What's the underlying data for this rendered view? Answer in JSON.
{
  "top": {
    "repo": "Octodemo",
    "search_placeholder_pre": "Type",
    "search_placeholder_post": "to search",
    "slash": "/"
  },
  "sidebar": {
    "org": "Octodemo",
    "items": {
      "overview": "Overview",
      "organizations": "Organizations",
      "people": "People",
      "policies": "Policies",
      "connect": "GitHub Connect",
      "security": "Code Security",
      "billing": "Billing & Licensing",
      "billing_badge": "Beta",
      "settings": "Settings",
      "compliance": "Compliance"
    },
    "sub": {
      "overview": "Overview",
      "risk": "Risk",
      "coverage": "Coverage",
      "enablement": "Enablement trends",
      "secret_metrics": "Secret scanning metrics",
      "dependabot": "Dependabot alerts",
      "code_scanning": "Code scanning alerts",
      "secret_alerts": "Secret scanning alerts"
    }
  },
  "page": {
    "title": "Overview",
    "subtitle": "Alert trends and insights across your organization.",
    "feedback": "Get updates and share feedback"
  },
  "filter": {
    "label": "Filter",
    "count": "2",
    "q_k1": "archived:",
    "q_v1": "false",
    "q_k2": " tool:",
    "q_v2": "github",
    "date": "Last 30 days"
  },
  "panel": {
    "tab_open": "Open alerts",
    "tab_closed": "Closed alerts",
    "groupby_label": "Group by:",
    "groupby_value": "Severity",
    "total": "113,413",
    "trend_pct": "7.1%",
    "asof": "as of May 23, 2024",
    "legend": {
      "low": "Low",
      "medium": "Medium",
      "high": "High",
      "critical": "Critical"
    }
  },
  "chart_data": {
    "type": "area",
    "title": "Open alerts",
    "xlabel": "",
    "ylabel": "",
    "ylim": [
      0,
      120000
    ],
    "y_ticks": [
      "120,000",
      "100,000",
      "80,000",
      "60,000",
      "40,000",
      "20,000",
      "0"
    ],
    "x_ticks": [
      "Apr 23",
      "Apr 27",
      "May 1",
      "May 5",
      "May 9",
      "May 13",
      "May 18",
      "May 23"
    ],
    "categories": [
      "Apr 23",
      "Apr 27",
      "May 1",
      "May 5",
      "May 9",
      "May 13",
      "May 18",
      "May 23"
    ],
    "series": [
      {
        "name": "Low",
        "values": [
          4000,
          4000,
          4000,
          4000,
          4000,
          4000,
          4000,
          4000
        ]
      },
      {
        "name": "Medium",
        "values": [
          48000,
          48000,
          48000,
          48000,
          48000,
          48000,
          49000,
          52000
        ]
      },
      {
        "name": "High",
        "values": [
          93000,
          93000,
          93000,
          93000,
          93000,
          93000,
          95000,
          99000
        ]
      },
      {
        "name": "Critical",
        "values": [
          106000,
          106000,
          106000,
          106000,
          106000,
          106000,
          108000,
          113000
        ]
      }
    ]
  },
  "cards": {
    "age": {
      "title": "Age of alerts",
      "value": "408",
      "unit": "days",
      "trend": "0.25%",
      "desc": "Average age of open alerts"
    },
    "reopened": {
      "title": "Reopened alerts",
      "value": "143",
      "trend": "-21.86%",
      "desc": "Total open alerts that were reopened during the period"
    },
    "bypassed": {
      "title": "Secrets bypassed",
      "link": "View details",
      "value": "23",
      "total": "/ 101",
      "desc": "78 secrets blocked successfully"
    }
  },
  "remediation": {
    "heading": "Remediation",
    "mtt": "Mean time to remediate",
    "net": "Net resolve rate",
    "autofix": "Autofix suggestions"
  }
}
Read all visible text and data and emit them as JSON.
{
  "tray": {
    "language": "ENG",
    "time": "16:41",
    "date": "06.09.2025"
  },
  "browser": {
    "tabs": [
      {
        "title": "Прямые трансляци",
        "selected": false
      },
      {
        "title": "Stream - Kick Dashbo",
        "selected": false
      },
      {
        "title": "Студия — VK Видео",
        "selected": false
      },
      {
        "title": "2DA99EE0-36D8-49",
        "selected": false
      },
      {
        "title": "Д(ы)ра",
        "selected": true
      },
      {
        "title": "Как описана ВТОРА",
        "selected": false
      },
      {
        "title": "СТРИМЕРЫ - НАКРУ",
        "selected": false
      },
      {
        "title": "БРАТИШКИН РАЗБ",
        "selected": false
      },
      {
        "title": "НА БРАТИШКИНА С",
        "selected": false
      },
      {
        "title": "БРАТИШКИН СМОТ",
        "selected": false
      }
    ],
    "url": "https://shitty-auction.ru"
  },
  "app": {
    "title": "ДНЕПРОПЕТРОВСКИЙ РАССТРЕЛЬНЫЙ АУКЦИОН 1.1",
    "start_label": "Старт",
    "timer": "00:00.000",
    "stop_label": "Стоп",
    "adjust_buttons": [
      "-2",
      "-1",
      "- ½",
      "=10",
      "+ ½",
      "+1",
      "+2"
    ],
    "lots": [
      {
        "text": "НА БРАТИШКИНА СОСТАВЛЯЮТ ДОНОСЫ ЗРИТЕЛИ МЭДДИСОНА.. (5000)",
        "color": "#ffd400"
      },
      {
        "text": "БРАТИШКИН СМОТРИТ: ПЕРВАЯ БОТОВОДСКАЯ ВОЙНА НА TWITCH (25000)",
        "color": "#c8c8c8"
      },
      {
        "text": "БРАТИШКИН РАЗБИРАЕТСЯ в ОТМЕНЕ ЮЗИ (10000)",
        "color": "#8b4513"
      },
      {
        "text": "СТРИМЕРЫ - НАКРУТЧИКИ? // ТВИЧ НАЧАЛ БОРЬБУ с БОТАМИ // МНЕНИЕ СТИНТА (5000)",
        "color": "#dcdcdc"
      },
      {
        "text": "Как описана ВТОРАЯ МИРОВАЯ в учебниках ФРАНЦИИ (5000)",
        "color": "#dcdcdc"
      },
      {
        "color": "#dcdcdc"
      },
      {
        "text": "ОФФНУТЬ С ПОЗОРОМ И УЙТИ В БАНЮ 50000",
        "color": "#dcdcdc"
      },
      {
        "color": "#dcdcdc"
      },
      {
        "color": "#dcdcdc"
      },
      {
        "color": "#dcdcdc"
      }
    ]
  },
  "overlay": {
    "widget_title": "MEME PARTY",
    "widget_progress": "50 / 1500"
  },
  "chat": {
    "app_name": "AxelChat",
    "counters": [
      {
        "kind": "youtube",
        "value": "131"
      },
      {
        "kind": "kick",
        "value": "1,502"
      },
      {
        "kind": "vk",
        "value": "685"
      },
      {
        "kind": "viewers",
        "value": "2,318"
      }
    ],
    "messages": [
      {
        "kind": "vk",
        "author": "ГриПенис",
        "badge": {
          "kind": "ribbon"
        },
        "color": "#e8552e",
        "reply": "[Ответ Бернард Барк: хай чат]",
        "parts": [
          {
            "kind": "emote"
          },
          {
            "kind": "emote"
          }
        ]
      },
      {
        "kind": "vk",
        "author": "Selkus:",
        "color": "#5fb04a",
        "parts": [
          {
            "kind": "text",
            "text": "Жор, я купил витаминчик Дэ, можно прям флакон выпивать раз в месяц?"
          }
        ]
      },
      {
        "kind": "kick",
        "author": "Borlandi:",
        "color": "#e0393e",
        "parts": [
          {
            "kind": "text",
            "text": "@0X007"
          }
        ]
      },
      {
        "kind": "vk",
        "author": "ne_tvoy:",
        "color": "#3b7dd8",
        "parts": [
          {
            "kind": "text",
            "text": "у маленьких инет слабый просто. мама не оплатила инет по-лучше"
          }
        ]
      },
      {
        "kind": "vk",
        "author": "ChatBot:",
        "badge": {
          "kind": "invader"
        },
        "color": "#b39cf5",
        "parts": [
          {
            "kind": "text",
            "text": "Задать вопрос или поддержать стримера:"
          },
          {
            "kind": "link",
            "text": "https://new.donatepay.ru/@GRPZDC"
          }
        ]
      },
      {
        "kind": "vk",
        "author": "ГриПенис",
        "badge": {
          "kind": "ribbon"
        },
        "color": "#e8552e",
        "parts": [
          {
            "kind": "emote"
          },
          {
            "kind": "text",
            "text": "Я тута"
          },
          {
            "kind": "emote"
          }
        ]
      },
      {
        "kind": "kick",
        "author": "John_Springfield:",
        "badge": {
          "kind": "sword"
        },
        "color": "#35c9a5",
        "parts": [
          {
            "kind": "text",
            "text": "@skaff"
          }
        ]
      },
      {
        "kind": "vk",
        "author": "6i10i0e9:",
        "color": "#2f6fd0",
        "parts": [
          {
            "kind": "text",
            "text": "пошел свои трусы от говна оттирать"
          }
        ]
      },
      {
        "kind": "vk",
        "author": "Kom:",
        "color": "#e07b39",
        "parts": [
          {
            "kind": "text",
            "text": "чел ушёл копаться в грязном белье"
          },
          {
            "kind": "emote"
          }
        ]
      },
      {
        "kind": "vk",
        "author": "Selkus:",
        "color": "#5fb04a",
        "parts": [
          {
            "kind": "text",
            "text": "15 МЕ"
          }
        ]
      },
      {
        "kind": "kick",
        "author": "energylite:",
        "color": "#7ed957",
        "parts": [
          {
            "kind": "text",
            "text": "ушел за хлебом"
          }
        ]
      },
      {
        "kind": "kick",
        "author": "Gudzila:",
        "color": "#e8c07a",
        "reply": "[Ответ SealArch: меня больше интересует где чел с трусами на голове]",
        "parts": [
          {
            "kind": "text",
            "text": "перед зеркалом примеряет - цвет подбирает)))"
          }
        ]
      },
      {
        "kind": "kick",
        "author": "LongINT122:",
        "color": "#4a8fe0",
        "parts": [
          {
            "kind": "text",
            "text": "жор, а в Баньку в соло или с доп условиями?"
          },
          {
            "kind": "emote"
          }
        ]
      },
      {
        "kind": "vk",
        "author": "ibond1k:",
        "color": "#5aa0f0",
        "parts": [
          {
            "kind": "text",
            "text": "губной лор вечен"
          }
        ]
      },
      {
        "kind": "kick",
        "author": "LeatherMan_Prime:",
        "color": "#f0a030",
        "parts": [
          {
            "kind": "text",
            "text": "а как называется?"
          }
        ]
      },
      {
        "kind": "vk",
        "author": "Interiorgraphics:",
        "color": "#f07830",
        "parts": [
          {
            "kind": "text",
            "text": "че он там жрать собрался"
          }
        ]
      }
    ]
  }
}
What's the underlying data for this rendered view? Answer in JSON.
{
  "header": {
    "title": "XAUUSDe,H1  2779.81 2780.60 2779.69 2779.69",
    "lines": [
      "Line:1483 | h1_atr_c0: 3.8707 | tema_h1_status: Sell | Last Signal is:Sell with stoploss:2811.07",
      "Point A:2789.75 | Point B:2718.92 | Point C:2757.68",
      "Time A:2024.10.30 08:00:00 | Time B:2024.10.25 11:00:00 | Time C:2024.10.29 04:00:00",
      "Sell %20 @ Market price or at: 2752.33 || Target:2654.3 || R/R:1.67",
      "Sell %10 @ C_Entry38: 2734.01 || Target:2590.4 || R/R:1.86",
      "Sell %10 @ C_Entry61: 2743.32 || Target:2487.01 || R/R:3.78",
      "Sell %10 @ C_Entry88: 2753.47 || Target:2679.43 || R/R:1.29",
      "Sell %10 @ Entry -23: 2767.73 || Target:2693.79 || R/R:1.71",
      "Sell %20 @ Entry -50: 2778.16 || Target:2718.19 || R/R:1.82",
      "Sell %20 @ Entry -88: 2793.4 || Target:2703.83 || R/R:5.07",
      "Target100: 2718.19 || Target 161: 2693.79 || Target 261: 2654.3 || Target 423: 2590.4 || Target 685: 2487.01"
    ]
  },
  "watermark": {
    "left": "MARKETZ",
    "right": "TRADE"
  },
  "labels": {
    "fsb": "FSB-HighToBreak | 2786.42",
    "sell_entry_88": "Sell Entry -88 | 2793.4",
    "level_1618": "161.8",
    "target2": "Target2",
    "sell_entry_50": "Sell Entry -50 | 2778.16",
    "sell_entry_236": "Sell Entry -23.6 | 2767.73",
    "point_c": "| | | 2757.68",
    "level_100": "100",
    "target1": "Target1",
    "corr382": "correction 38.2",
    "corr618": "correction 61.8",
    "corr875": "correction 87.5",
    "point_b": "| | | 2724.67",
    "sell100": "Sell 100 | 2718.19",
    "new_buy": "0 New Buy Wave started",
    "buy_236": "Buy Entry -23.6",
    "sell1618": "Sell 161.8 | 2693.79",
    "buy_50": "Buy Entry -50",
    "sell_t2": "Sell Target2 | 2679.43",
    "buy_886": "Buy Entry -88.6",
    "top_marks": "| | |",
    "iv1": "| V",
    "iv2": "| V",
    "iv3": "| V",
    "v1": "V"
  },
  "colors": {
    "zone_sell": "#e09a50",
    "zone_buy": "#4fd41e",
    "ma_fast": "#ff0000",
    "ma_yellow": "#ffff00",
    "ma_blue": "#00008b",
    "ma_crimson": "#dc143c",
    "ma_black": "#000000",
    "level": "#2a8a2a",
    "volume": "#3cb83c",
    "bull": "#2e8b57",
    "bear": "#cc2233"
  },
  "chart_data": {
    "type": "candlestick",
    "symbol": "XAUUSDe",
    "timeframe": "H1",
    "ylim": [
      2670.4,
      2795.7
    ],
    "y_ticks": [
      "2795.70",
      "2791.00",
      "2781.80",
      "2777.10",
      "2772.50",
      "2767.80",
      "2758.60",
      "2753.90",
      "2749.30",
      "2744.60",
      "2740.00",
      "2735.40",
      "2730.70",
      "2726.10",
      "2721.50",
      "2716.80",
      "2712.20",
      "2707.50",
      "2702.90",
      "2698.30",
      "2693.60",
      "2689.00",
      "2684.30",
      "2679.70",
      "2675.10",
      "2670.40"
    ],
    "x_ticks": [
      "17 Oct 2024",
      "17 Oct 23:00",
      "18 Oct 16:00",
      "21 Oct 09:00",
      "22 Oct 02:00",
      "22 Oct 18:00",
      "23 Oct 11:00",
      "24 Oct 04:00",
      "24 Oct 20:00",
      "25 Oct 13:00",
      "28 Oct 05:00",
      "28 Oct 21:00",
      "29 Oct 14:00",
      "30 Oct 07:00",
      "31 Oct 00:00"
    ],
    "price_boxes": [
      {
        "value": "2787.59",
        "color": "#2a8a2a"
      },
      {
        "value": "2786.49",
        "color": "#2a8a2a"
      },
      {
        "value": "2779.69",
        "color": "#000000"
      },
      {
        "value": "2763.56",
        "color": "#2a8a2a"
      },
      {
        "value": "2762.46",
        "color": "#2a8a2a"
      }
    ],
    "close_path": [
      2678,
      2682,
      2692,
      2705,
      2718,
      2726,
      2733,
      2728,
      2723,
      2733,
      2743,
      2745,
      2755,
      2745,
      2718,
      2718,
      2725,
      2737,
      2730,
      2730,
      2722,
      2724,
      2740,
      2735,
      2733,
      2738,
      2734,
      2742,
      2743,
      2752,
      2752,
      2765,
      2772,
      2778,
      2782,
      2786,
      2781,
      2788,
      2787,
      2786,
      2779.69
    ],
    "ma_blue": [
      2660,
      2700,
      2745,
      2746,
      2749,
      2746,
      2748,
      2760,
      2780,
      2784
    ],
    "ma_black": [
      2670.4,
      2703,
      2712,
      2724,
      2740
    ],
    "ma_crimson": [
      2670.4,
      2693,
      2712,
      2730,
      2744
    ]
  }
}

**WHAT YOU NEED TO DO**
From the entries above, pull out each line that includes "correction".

**SOLUTION TO THIS TASK**
    "corr382": "correction 38.2",
    "corr618": "correction 61.8",
    "corr875": "correction 87.5",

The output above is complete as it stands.